Now that we're all watching the Summer Olympics, I wanted to share some of the strategies we used in the 2016 Rio Olympics to help our athletes get ready for competition.
But before I do that, it's important to understand a concept called the Recovery-Stress State:
The extent to which someone is physically and/or mentally stressed as well as whether the person is capable of using
individual strategies for recovery and which strategies are used. (Kellmann M. 2002)
Conceptually, this is based on the idea that not all athletes/employees/humans will respond the same way to stress or stimuli.
In the world of high-growth SaaS, your Q4 revenue sprint, the way you manage a team member, or even the amount of hours worked, will all be perceived differently based on the individual or team.
Now, if the way someone perceives stress is different for all of us, it would be fair to say that the way we perceive recovery stimulus would be the same, correct?
For example, in track & field, our Sprinters were a world away from our distance athletes when it came to recovery strategies. (I would guess that Erik Korem, PhD would say the same thing about the makeup of his football teams - although team-based sports have limitations on time and access, especially in the NFL.)
That said, LEON tends to see the same thing in different business functions.
Sales teams react differently to stress than CX teams. CX teams react differently to stress than Dev teams. (within reason)
And on the opposite end of stress, the strategy to recover differs also.
For some teams, reducing work hours or days worked seemed to have a massive impact.
Others, Playbooks based around psychological safety or fixing issues related to depersonalization or career vision moved the needle.
As with anything, it just depends. It depends on the team. The time of year. The company goals. The leadership style. The roadmap. etc. etc. etc.
The business world is full of silos, and implementing anything related to well-being and performance on a company level - while commendable - is checking the box at best.

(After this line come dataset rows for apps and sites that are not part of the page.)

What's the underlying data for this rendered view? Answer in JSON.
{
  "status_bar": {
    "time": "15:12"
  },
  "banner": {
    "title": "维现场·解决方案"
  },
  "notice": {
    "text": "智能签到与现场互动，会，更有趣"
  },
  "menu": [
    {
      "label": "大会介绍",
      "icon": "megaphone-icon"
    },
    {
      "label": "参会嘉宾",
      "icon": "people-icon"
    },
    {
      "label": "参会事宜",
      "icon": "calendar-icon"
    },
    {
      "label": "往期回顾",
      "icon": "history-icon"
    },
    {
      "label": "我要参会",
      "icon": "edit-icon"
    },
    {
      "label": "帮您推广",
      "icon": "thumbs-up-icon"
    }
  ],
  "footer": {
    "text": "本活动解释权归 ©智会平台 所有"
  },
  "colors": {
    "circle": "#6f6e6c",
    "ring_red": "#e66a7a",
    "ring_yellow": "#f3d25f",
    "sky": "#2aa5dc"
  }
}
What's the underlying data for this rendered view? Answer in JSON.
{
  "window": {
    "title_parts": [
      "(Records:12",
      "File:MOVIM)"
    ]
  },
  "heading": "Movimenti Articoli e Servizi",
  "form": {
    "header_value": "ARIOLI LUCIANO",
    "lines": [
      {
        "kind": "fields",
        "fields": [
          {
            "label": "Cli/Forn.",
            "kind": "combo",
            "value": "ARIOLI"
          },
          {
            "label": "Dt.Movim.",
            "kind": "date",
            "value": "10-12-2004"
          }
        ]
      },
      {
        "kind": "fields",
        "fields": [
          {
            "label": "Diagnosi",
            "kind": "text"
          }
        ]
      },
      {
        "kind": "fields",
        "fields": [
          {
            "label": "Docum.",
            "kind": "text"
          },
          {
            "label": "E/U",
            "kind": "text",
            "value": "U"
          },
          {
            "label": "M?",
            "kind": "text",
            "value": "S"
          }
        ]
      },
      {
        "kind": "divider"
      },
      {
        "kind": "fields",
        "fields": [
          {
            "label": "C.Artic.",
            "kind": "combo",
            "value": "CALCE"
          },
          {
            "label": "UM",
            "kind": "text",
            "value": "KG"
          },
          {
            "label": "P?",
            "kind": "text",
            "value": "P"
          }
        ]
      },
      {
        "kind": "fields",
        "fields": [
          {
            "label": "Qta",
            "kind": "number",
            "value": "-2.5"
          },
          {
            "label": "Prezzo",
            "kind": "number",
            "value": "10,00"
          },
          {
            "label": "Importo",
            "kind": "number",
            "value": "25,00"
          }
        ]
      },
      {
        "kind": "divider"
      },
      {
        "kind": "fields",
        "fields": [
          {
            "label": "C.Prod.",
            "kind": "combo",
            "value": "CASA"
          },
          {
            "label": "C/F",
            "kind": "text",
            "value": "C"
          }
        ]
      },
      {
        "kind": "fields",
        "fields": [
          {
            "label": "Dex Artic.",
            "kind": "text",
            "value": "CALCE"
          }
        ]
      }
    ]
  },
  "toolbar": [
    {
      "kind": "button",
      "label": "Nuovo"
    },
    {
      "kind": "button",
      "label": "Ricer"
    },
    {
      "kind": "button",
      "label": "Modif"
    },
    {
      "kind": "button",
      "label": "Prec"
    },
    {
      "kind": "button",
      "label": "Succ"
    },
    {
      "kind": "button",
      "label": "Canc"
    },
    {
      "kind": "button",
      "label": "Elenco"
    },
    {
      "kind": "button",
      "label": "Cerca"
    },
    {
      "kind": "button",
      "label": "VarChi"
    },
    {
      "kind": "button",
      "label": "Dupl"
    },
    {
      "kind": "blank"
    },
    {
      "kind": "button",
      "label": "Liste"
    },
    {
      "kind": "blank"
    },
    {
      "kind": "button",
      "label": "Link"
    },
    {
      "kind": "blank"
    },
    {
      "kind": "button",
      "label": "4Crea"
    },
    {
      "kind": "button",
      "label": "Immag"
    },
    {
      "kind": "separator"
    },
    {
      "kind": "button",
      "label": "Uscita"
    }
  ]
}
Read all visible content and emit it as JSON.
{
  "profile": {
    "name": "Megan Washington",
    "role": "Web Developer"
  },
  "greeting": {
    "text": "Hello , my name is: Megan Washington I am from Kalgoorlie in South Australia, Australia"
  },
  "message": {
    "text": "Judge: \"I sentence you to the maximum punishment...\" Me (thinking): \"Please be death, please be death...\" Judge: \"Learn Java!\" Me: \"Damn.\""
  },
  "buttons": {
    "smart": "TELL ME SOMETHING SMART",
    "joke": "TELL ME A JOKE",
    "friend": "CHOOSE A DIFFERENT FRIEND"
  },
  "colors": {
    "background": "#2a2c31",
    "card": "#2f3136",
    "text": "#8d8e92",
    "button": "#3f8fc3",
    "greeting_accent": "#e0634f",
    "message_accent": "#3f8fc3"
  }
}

If you want to drive change in your organization, the path forward starts by empowering front-line leadership to manage these issues head-on. From intimately understanding stress and burnout to building a toolbox of mitigation best practices, the only way to protect your team from collapsing at the finish line is by building better managers.